Publication Name World Journal of Psychiatry
Manuscript ID 23174
Country/Territory United States
2015-10-27 08:56
Peer-Review Started
2015-11-03 09:42
To Make the First Decision
2015-12-04 11:18
Return for Revision
2015-12-04 16:29
2015-12-18 01:49
Second Decision
2016-01-18 10:36
Accepted by Journal Editor-in-Chief
Accepted by Company Editor-in-Chief
2016-01-29 17:53
Articles in Press
2016-01-29 17:54
Publication Fee Transferred
Edit the Manuscript by Language Editor
Typeset the Manuscript
2016-03-04 10:09
Publish the Manuscript Online
2016-03-16 12:23
ISSN 2220-3206 (online)
Open Access This article is an open-access article which was selected by an in-house editor and fully peer-reviewed by external reviewers. It is distributed in accordance with the Creative Commons Attribution Non Commercial (CC BY-NC 4.0) license, which permits others to distribute, remix, adapt, build upon this work non-commercially, and license their derivative works on different terms, provided the original work is properly cited and the use is non-commercial. See: http://creativecommons.org/licenses/by-nc/4.0/
Copyright © The Author(s) 2016. Published by Baishideng Publishing Group Inc. All rights reserved.
Article Reprints For details, please visit: http://www.wjgnet.com/bpg/gerinfo/247
Permissions For details, please visit: http://www.wjgnet.com/bpg/gerinfo/207
Publisher Baishideng Publishing Group Inc, 7041 Koll Center Parkway, Suite 160, Pleasanton, CA 94566, USA
Website http://www.wjgnet.com
Category Psychiatry
Manuscript Type Review
Article Title Cortical and subcortical gamma amino acid butyric acid deficits in anxiety and stress disorders: Clinical implications
Manuscript Source Invited Manuscript
All Author List Andrew W Goddard
Funding Agency and Grant Number
Corresponding author Andrew W Goddard, MD, Professor of Psychiatry, Department of Psychiatry, UCSF Fresno Medical Education Program, 155 N. Fresno Street, Fresno, CA 93701, United States. agoddard@fresno.ucsf.edu
Keywords Brain imaging; Anxiogenesis; Gamma amino acid butyric acid; Anxiety disorders; Anxiolysis

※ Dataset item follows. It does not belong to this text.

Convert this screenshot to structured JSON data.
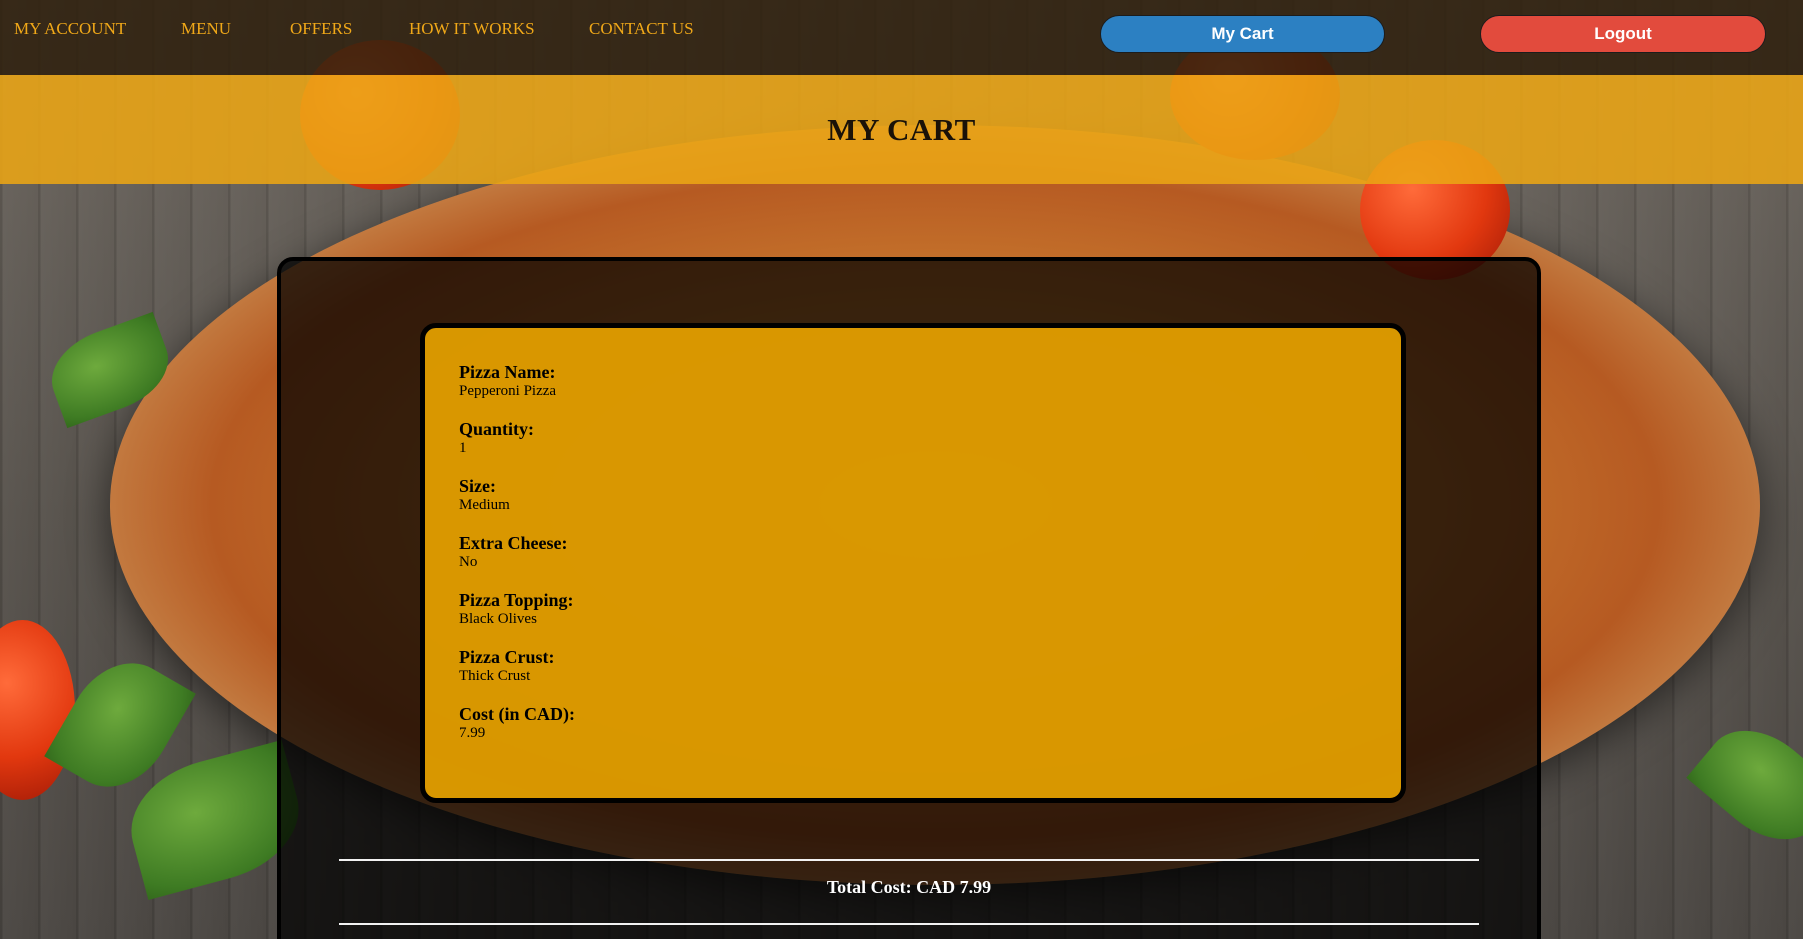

Core Tip Preclinical and clinical studies strongly support the notion that impairments in gamma amino acid butyric acid (GABA) neurotransmission underpin human stress and anxiety disorders. Measurement of in-vivo brain GABA function with modern neuroimaging tools, such as proton magnetic resonance spectroscopy, in healthy and disease populations, has contributed greatly to this literature, and also offers the possibility of monitoring GABAergic anxiolytic therapy.

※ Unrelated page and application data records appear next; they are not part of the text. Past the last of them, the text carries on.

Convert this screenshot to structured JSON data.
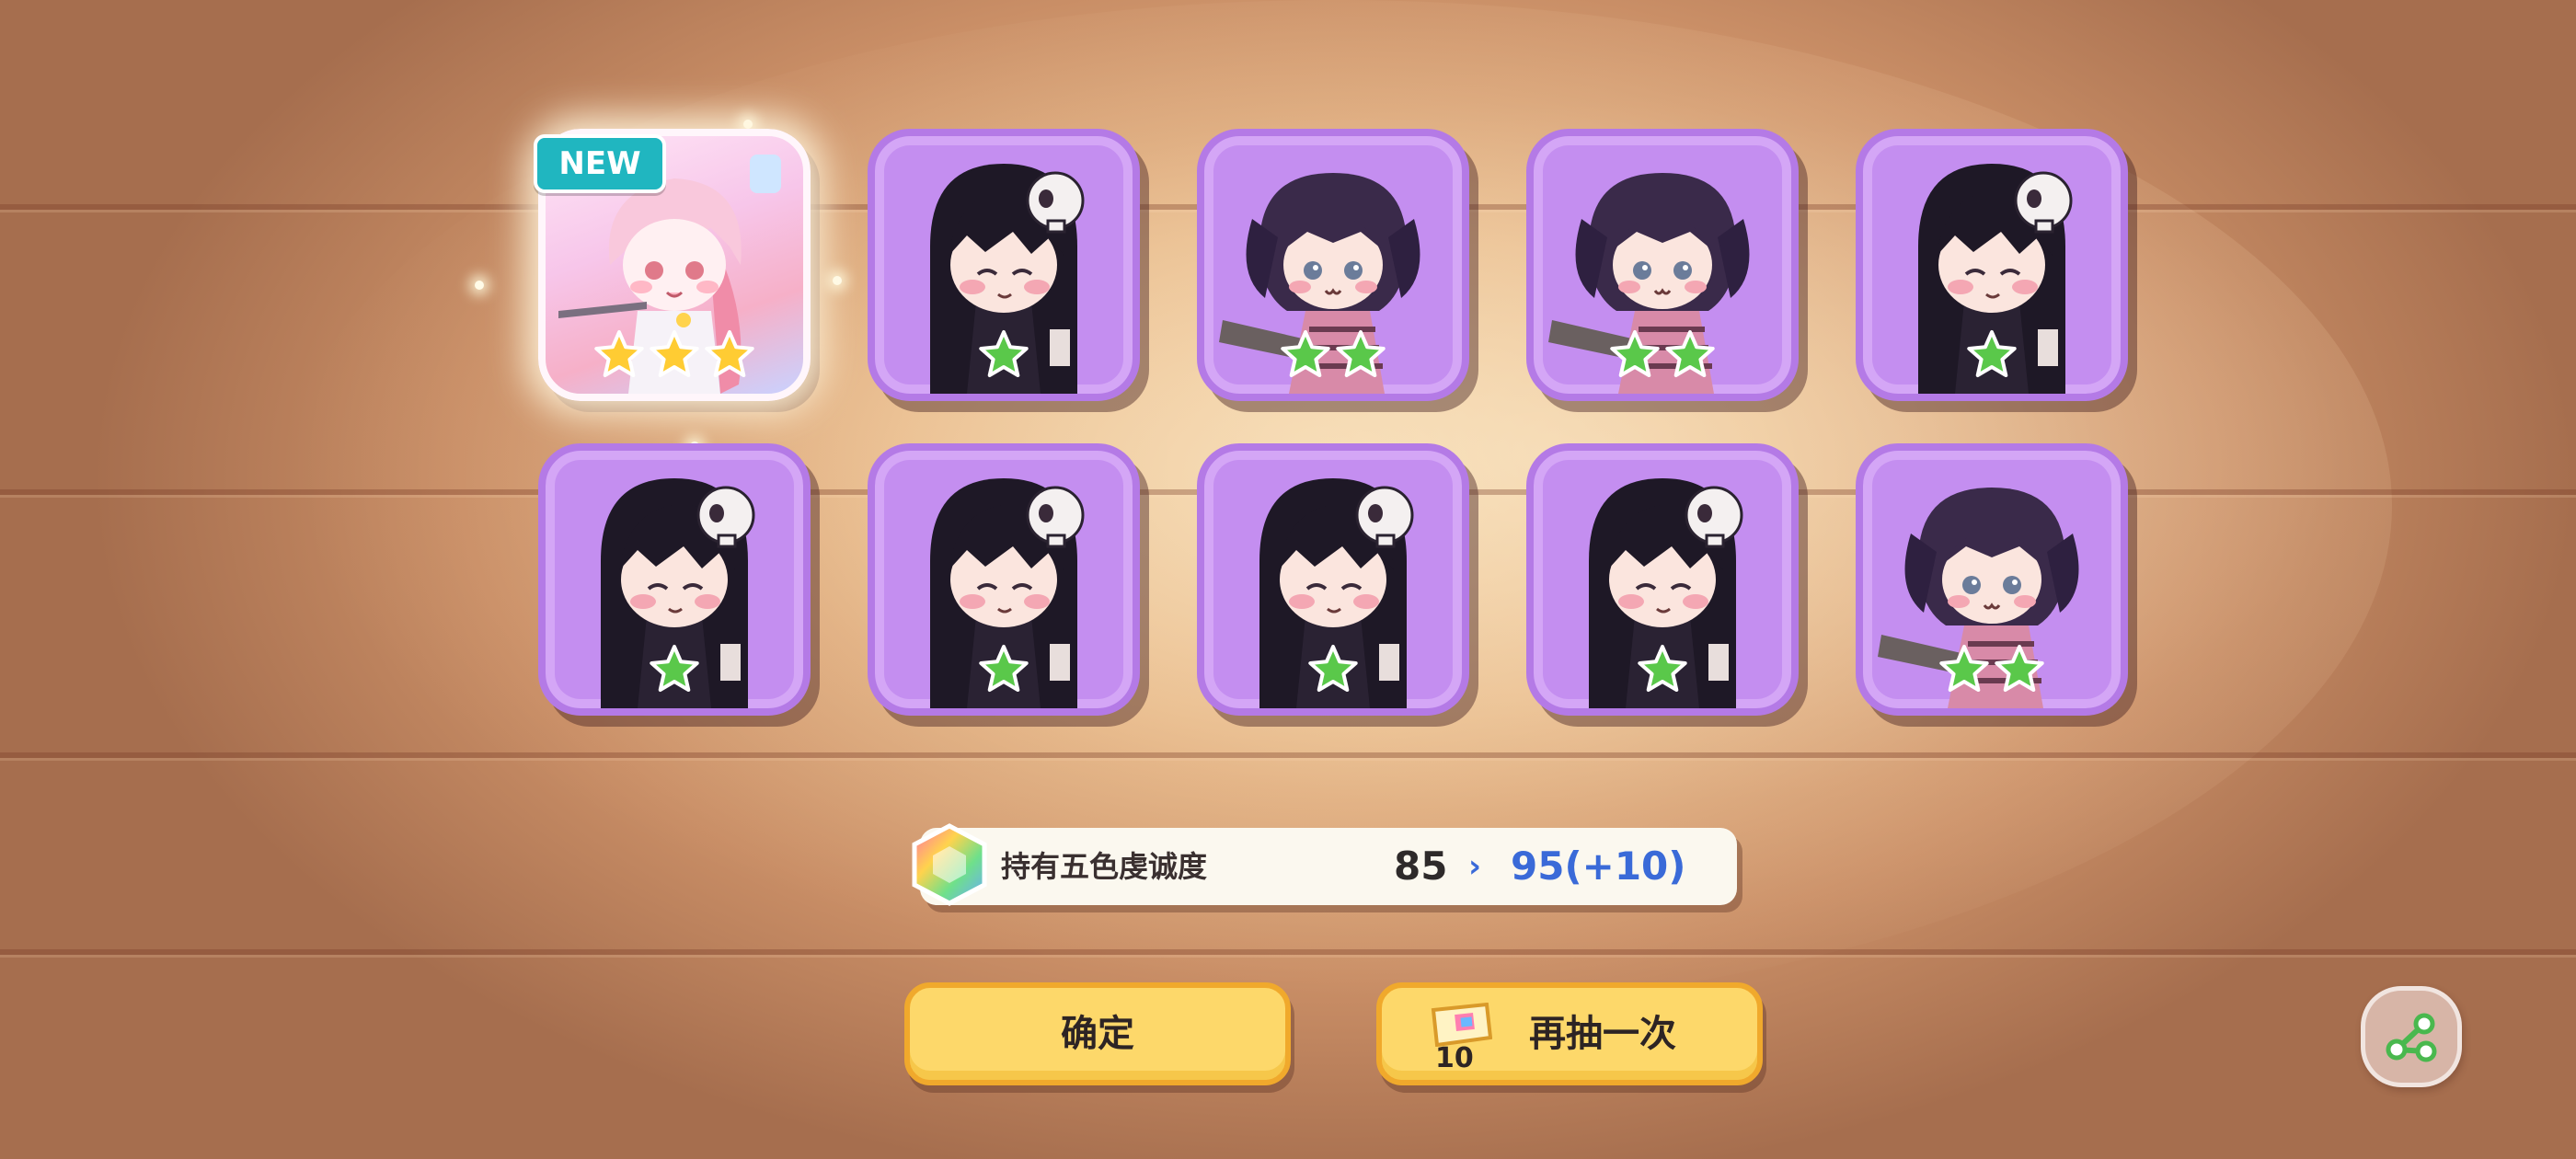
{
  "badge": {
    "new": "NEW"
  },
  "cards": [
    {
      "character": "pink-haired-girl",
      "rarity": 3,
      "featured": true,
      "is_new": true
    },
    {
      "character": "black-hair-skull-girl",
      "rarity": 1
    },
    {
      "character": "dark-purple-dog-ear-girl",
      "rarity": 2
    },
    {
      "character": "dark-purple-dog-ear-girl",
      "rarity": 2
    },
    {
      "character": "black-hair-skull-girl",
      "rarity": 1
    },
    {
      "character": "black-hair-skull-girl",
      "rarity": 1
    },
    {
      "character": "black-hair-skull-girl",
      "rarity": 1
    },
    {
      "character": "black-hair-skull-girl",
      "rarity": 1
    },
    {
      "character": "black-hair-skull-girl",
      "rarity": 1
    },
    {
      "character": "dark-purple-dog-ear-girl",
      "rarity": 2
    }
  ],
  "devotion": {
    "label": "持有五色虔诚度",
    "current": "85",
    "arrow": "›",
    "next": "95(+10)"
  },
  "buttons": {
    "confirm": "确定",
    "redraw": "再抽一次",
    "ticket_count": "10"
  },
  "colors": {
    "card_bg": "#c48ef0",
    "star_gold": "#ffcc33",
    "star_green": "#5ac84a",
    "button_yellow": "#fdd86a",
    "accent_blue": "#3a6ad8",
    "badge_teal": "#20b6c0"
  },
  "icons": {
    "star3": "gold-star-icon",
    "star1": "green-star-icon",
    "devotion": "rainbow-gem-icon",
    "ticket": "draw-ticket-icon",
    "share": "share-icon"
  }
}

Publish Date 2016-03-16 12:23
Citation Goddard AW. Cortical and subcortical gamma amino acid butyric acid deficits in anxiety and stress disorders: Clinical implications. World J Psychiatr 2016; 6(1): 43-53

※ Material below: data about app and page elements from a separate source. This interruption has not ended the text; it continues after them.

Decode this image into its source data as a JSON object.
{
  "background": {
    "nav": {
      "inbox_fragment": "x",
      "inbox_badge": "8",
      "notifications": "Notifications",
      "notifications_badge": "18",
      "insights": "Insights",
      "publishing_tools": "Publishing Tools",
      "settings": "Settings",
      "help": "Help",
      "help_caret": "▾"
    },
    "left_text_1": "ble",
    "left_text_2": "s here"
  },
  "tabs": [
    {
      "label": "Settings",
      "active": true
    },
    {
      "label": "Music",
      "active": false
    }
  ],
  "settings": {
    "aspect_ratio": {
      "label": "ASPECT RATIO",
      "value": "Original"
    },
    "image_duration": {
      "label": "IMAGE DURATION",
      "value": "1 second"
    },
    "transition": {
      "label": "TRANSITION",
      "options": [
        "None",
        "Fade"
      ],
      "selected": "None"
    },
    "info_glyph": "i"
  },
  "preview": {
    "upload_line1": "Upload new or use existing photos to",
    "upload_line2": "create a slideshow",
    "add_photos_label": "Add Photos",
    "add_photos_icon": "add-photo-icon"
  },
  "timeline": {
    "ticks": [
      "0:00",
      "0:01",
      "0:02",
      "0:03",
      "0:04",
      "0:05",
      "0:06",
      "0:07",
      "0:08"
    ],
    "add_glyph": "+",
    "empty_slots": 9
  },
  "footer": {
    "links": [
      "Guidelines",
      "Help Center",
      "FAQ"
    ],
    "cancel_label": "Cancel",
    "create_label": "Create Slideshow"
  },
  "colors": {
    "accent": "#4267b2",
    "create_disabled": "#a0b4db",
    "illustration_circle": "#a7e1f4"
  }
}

Url http://www.wjgnet.com/2220-3206/full/v6/i1/43.htm
DOI http://dx.doi.org/10.5498/wjp.v6.i1.43
Full Article (PDF) WJP-6-43.pdf
Full Article (Word) WJP-6-43.doc
Manuscript File 23174-Review.docx
Answering Reviewers 23174-Answering reviewers.pdf
Audio Core Tip 23174-Audio core tip.mp3
Conflict-of-Interest Disclosure Form 23174-Conflict-of-interest statement.pdf
Copyright License Agreement 23174-Copyright assignment.pdf
Peer-review Report 23174-Peer-review(s).pdf
Scientific Misconduct Check 23174-Scientific misconduct check.pdf
Scientific Editor Work List 23174-Scientific editor work list.pdf